6 Paroles et Mémoires des quartiers populaires. (Jacob Szmulewicz et son ami Étienne Raczymow ont répondu à des interviews pour la réalisation du film "Les garçons Ramponeau" de Patrice Spadoni, ou ils racontent leur vie et en particulier leurs actions en tant que résistants. On peut le retrouver sur le site Paroles et Mémoires des quartiers populaires. http://www.paroles-et-memoires.org/jan08/memoires.htm. (Auteur : Sylvia, Source : Canal Marches) )

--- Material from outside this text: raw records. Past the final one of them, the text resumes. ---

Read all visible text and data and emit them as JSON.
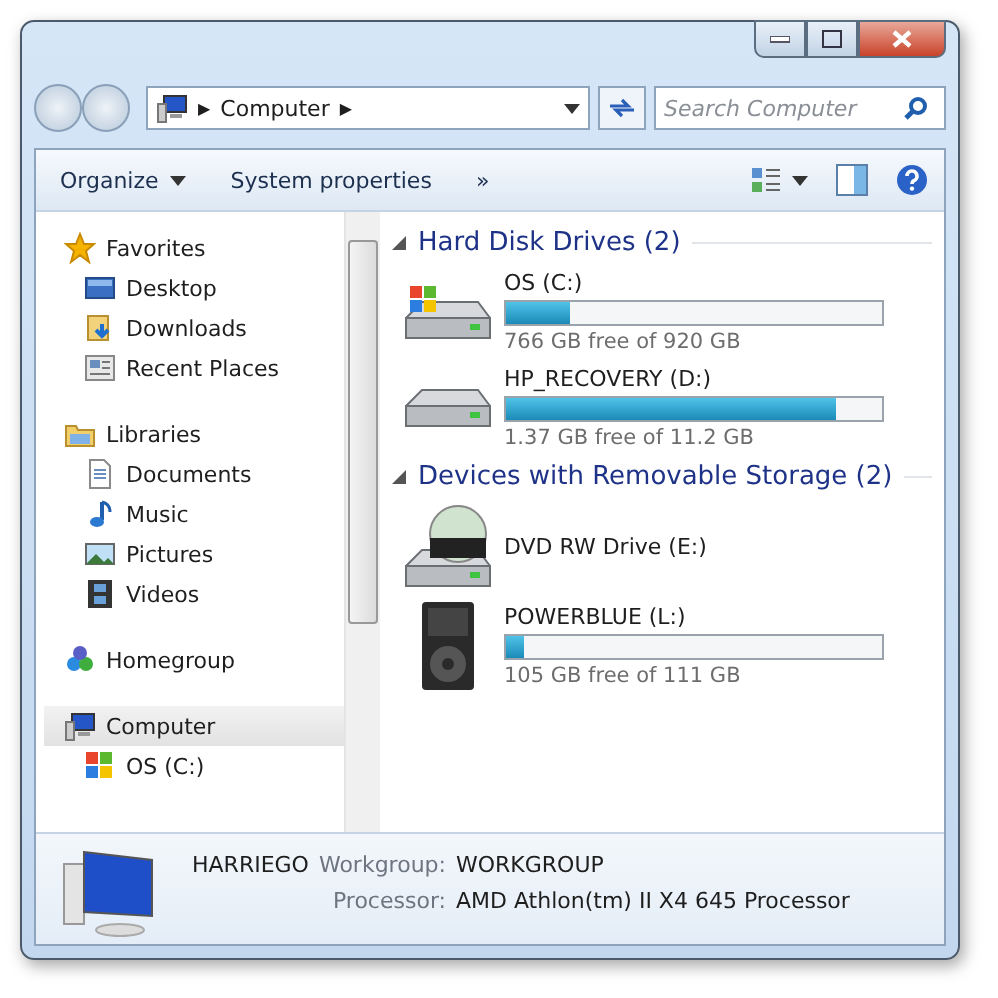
{
  "address_bar": {
    "crumbs": [
      "Computer"
    ],
    "separator": "▶"
  },
  "search": {
    "placeholder": "Search Computer"
  },
  "toolbar": {
    "items": [
      {
        "label": "Organize",
        "dropdown": true
      },
      {
        "label": "System properties",
        "dropdown": false
      }
    ],
    "overflow": "»"
  },
  "navigation": [
    {
      "label": "Favorites",
      "kind": "star",
      "selected": false,
      "children": [
        {
          "label": "Desktop",
          "kind": "desktop",
          "selected": false
        },
        {
          "label": "Downloads",
          "kind": "downloads",
          "selected": false
        },
        {
          "label": "Recent Places",
          "kind": "recent",
          "selected": false
        }
      ]
    },
    {
      "label": "Libraries",
      "kind": "library",
      "selected": false,
      "children": [
        {
          "label": "Documents",
          "kind": "document",
          "selected": false
        },
        {
          "label": "Music",
          "kind": "music",
          "selected": false
        },
        {
          "label": "Pictures",
          "kind": "pictures",
          "selected": false
        },
        {
          "label": "Videos",
          "kind": "videos",
          "selected": false
        }
      ]
    },
    {
      "label": "Homegroup",
      "kind": "homegroup",
      "selected": false
    },
    {
      "label": "Computer",
      "kind": "computer",
      "selected": true,
      "children": [
        {
          "label": "OS (C:)",
          "kind": "drive",
          "selected": false
        }
      ]
    }
  ],
  "groups": [
    {
      "title": "Hard Disk Drives (2)",
      "expanded": true,
      "drives": [
        {
          "name": "OS (C:)",
          "kind": "hdd-windows",
          "level": 0.17,
          "free": "766 GB free of 920 GB"
        },
        {
          "name": "HP_RECOVERY (D:)",
          "kind": "hdd",
          "level": 0.88,
          "free": "1.37 GB free of 11.2 GB"
        }
      ]
    },
    {
      "title": "Devices with Removable Storage (2)",
      "expanded": true,
      "drives": [
        {
          "name": "DVD RW Drive (E:)",
          "kind": "dvd"
        },
        {
          "name": "POWERBLUE (L:)",
          "kind": "player",
          "level": 0.05,
          "free": "105 GB free of 111 GB"
        }
      ]
    }
  ],
  "details": {
    "name": "HARRIEGO",
    "fields": [
      {
        "label": "Workgroup:",
        "value": "WORKGROUP"
      },
      {
        "label": "Processor:",
        "value": "AMD Athlon(tm) II X4 645 Processor"
      }
    ]
  }
}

Avertissement Les informations affichées sur le site de ajpn.org sont fournies par les personnes qui contribuent à l'enrichissement de la base de données. Certaines, notamment les témoignages, ne peuvent être vérifiées par ajpn.org et ne peuvent donc pas être considérées d'une fiabilité totale. Nous citons les sources de ces informations chaque fois qu'elles nous sont communiquées. Toutes les demandes de rectification de données erronées sont bienvenues et, dans ce cas, les corrections nécessaires sont appliquées dans les meilleurs délais en citant la source de ces corrections. C'est par cette vigilance des visiteurs de notre site que nous pouvons assurer la qualité des informations conservées dans la base de données ajpn.org
Justes parmi les Nations -
Righteous among the Nations
- De Gerechten mank de Völker -
le nazioni - Drept între
Gerechter unter den Völkern - Sprawiedliwy
wsród Narodów Swiata -
Rechtvaardige onder de Volkeren -
Justuloj inter la popoloj - Rättfärdig bland folken - Spravodlivý medzi národmi - Spravedlivý mezi národy
Vanhurskaat kansakuntien joukossa - Világ Igaza - Justos entre as nações - Justos entre las Naciones - Justos
entre les Nacions